The Mexico striker’s aeroplane goal celebration in front of Molineux’s South Bank even evoked memories of Steve Bull, but by his own admission when addressing the crowd on the pitch before kick-off, even the club’s all-time top scorer did not have FA Cup nights like this one.
Wolves are real contenders now and what happened after they went a goal up showed why. Nuno was able to settle into the counter-attacking game that has served them so well against the top-six teams in the Premier League this season. They have a winning record against those sides in all competitions now – four wins, four draws and just three defeats.

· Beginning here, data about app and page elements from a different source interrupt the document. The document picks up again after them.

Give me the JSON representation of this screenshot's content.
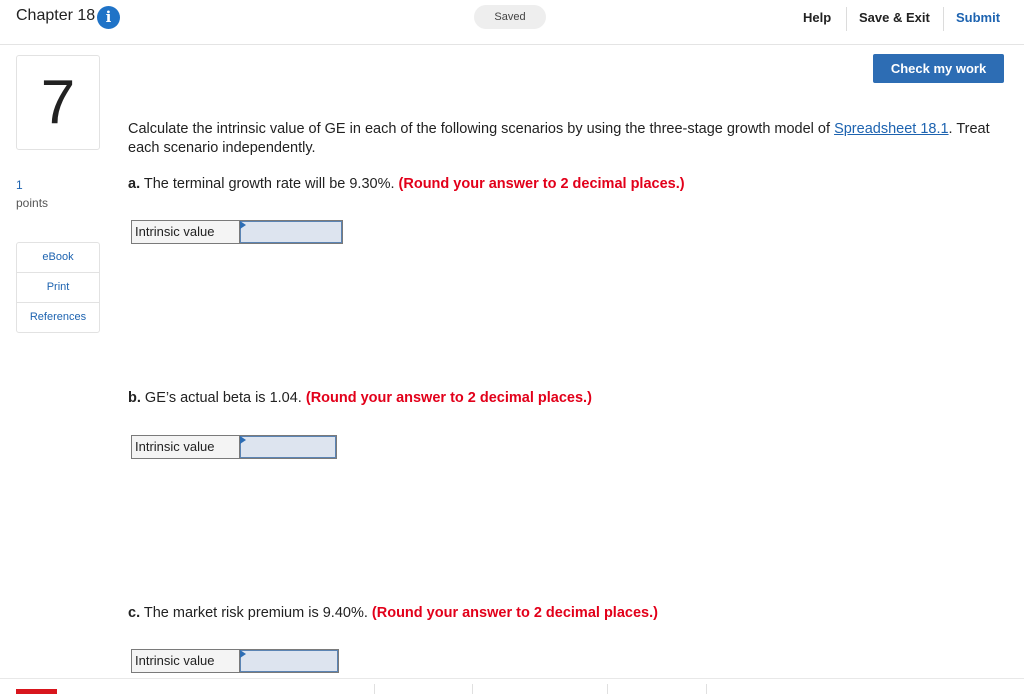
{
  "header": {
    "chapter": "Chapter 18",
    "info_icon": "i",
    "saved": "Saved",
    "help": "Help",
    "save_exit": "Save & Exit",
    "submit": "Submit"
  },
  "question": {
    "number": "7",
    "points_value": "1",
    "points_label": "points",
    "check_my_work": "Check my work",
    "prompt_prefix": "Calculate the intrinsic value of GE in each of the following scenarios by using the three-stage growth model of ",
    "prompt_link": "Spreadsheet 18.1",
    "prompt_suffix": ". Treat each scenario independently."
  },
  "side_menu": {
    "items": [
      {
        "label": "eBook"
      },
      {
        "label": "Print"
      },
      {
        "label": "References"
      }
    ]
  },
  "parts": [
    {
      "letter": "a.",
      "text": " The terminal growth rate will be 9.30%. ",
      "note": "(Round your answer to 2 decimal places.)",
      "answer_label": "Intrinsic value",
      "answer_value": ""
    },
    {
      "letter": "b.",
      "text": " GE’s actual beta is 1.04. ",
      "note": "(Round your answer to 2 decimal places.)",
      "answer_label": "Intrinsic value",
      "answer_value": ""
    },
    {
      "letter": "c.",
      "text": " The market risk premium is 9.40%. ",
      "note": "(Round your answer to 2 decimal places.)",
      "answer_label": "Intrinsic value",
      "answer_value": ""
    }
  ],
  "colors": {
    "accent": "#1d63b0",
    "button": "#2d6db4",
    "warning": "#e2001a"
  }
}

Jota, so brilliant since reverting to a central role, doubled the advantage as he beat Luke Shaw before finishing low with his not-so-weaker left foot. That sent Molineux into a stupor and it was ole football against Ole’s team from then on. Even Marcus Rashford’s stoppage-time goal came too late to trouble them. It was United’s second shot on target. Wolves had seven.
The visiting fans had long since made for the exits but it was a different story for the Wolves supporters. They packed out the home ends well beyond the final whistle. They waited for Nuno and gave him his ovation. The waited for Jimenez and captain Conor Coady to finish their interviews on the pitch and saluted them. But how much longer will Wolves have to wait to add to their trophy collection now?
Their record against weaker opponents than an in-form Manchester United will be a concern. Wolves have already lost to Watford at home this season and been beaten at Brighton. As for Manchester City, they are the only top-six team left in the FA Cup and they are also the only top-six team to have beaten Wolves away from Molineux this season.
But as the fans streamed out the ground, that was a worry for another night not this one. “What pleases me is that as I walk down the steps there are people telling me they saw the ’50s and the ’60s and they are still coming,” said Nuno. “To give them back this joy and see our fans going out of the stadium with a smile, with a lot of beer, of course, feels good.”
The mantra from the Wolves boss is that “we did it together” but nobody round these parts underestimates his role in all this. They have had better nights at Molineux, but not too many are old enough to remember them. And besides, it’s the hope there are even better days to come that is reigniting this famous old club right now.